When we finally found them, the woman on the right, in the blue shirt, told us that the pineapple was so good that "it drips into your heart." I hope she doesn't mind that we took that phrase and ran with it for the next two weeks.

The floating market was one of my favorite parts of the entire trip. I still don't know if it was a place where actual Vietnamese people come to shop for food, or merely a bunch of people hired by tour agencies for river tours such as ours, but either way it was beautiful and fascinating.
After we were finished with the market, we hopped back into the boat, where the median age was about 65 (brought down significantly by the four of us). How many white heads can you count?
Below: ships in Vietnam all have eyes painted on the front, in order to scare away sea monsters.
We were then shuttled to a rice noodle factory where we saw people making the noodles the same way they have for centuries. It made me feel good to be there because it was the first place we'd been where there was nothing to buy, and I knew that it was an authentic small business.
We ended our day in another market, where we found out that our guide had absolutely no idea that we were supposed to be headed to Cambodia. After a few phone calls and a little extra cash, he had us on a bus to Chau Doc, where we were hoping to finally cross into Cambodia a day late.
The next day on the way to Chau Doc, our bus accidentally took down a low-hanging banner. The bus driver and tour guide were a bit upset, but we on the bus were just amused. Once we finally got going again we made our first pit-stop at a crocodile farm, where we were reminded of some simple facts of life, such as:
After that short pit-stop, we were headed again to the border crossing. We got into town quite late, and only had enough daylight to go to a temple on the town's single, solitary mountain. From the west patio of the temple, we were able to see our goal in the distance. The mountains you see in this far off, left-hand side of this picture are Cambodia, the town below is part of Chau Doc:Chau Doc is little more than a border town, with not much tourism to speak of. But what we did find there was something that is essential on every vacation: travel buddies. The bus from our Mekong Delta tour to Chau Doc was filled with a whole new group, and we hit it off with them spectacularly that evening.
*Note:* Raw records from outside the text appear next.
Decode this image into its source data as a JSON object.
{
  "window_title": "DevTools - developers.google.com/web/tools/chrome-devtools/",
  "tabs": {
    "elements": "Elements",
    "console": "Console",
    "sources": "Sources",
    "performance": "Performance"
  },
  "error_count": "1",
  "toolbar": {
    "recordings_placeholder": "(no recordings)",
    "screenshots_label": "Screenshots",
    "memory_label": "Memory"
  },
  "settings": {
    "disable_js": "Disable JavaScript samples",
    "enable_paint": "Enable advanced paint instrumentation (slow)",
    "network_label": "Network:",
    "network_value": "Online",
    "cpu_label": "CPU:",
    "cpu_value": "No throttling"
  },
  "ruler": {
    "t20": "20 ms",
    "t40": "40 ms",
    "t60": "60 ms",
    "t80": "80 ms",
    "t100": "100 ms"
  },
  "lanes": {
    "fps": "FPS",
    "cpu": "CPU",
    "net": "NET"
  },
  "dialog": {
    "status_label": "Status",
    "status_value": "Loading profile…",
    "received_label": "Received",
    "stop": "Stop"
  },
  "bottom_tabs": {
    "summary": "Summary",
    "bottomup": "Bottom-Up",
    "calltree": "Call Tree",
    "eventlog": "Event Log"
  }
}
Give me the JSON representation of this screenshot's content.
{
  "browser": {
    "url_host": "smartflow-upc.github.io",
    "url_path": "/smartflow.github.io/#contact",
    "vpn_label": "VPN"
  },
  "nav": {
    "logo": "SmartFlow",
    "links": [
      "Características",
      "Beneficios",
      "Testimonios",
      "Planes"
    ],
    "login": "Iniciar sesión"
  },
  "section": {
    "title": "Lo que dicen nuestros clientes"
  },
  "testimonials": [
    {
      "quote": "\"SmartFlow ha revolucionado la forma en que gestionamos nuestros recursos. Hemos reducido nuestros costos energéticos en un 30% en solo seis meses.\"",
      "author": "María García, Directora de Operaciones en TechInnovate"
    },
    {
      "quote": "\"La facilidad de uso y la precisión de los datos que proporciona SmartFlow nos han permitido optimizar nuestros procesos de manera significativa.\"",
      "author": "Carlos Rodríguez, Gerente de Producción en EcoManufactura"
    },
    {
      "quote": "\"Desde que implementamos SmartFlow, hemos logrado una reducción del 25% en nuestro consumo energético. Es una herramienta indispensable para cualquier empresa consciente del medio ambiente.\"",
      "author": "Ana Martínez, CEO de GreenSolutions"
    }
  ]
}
From left to right is Creepy Guy from Vietnam, Ana from Japan, Sara, Me, Katie, Nills from the Netherlands, Andrew, and Charlotte and Jay from England. (I can't remember the Vietnamese guy's name, but he kept trying to hit on Ana the entire time.)
They were a wonderful group, and after dinner we went on a mission to find Chau Doc's only open bar. And we succeeded in our mission. Katie and Sara especially enjoyed themselves.After keeping the bar open for several hours later than the bar staff probably wanted to, we all strolled (stumbled?) back to our hotel, and pounded on the front gate for the sleeping clerk to let us in. It was a night I will not soon forget.
Above, from left to right: Sara, Charlotte, Jay, Andrew, Katie, Nills, Ana.
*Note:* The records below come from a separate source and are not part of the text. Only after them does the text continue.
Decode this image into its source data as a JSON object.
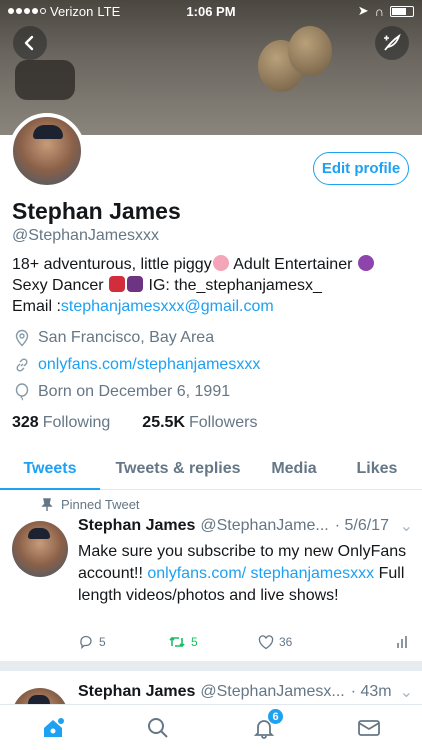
{
  "status_bar": {
    "carrier": "Verizon",
    "network": "LTE",
    "time": "1:06 PM"
  },
  "profile": {
    "name": "Stephan James",
    "handle": "@StephanJamesxxx",
    "edit_label": "Edit profile",
    "bio": {
      "line1_a": "18+ adventurous, little piggy",
      "line1_b": " Adult Entertainer ",
      "line2_a": "Sexy Dancer ",
      "line2_b": " IG: the_stephanjamesx_",
      "line3_label": "Email :",
      "line3_email": "stephanjamesxxx@gmail.com"
    },
    "location": "San Francisco, Bay Area",
    "website": "onlyfans.com/stephanjamesxxx",
    "birthday": "Born on December 6, 1991",
    "following_count": "328",
    "following_label": "Following",
    "followers_count": "25.5K",
    "followers_label": "Followers"
  },
  "tabs": [
    "Tweets",
    "Tweets & replies",
    "Media",
    "Likes"
  ],
  "pinned_label": "Pinned Tweet",
  "tweets": [
    {
      "name": "Stephan James",
      "handle": "@StephanJame...",
      "time": "· 5/6/17",
      "text_a": "Make sure you subscribe to my new OnlyFans account!! ",
      "text_link": "onlyfans.com/ stephanjamesxxx",
      "text_b": " Full length videos/photos and live shows!",
      "replies": "5",
      "retweets": "5",
      "likes": "36"
    },
    {
      "name": "Stephan James",
      "handle": "@StephanJamesx...",
      "time": "· 43m"
    }
  ],
  "nav": {
    "notifications_badge": "6"
  },
  "colors": {
    "accent": "#1da1f2",
    "retweet": "#17bf63",
    "secondary_text": "#657786"
  }
}
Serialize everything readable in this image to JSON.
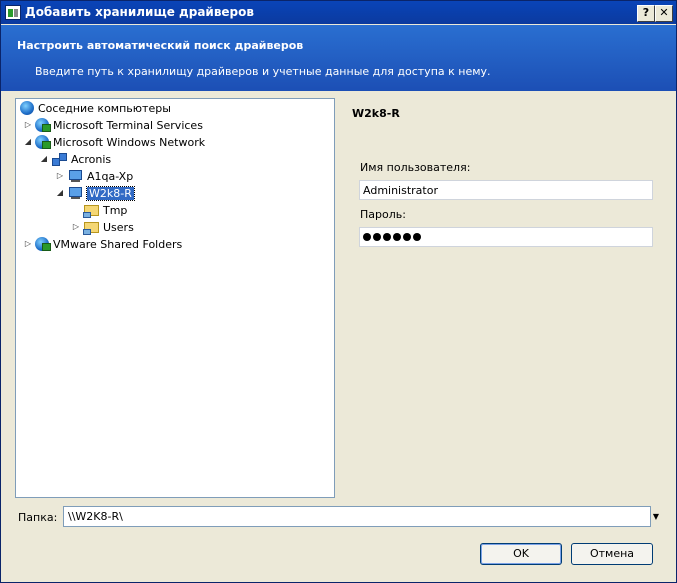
{
  "window": {
    "title": "Добавить хранилище драйверов",
    "help_glyph": "?",
    "close_glyph": "✕"
  },
  "header": {
    "title": "Настроить автоматический поиск драйверов",
    "subtitle": "Введите путь к хранилищу драйверов и учетные данные для доступа к нему."
  },
  "tree": {
    "root": "Соседние компьютеры",
    "mts": "Microsoft Terminal Services",
    "mwn": "Microsoft Windows Network",
    "acronis": "Acronis",
    "a1qa": "A1qa-Xp",
    "w2k8": "W2k8-R",
    "tmp": "Tmp",
    "users": "Users",
    "vmware": "VMware Shared Folders"
  },
  "details": {
    "server_name": "W2k8-R",
    "username_label": "Имя пользователя:",
    "username_value": "Administrator",
    "password_label": "Пароль:",
    "password_mask_count": 6
  },
  "folder": {
    "label": "Папка:",
    "value": "\\\\W2K8-R\\"
  },
  "buttons": {
    "ok": "OK",
    "cancel": "Отмена"
  },
  "colors": {
    "title_bar": "#0b3a9f",
    "banner": "#2a6fd1",
    "selection": "#316ac5"
  }
}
Vietnam was almost lost on us. We had few plans there, and didn't know what we wanted to see, but we found a nation brimming with spirit and life, and some new friends to share the experience with. And though we left Jay, Charlotte, Ana and Nills in Vietnam that last night, Sara and I were lucky to be able to go on to Cambodia with the two best travel friends of all.

Come back in a few days for tales from Cambodia!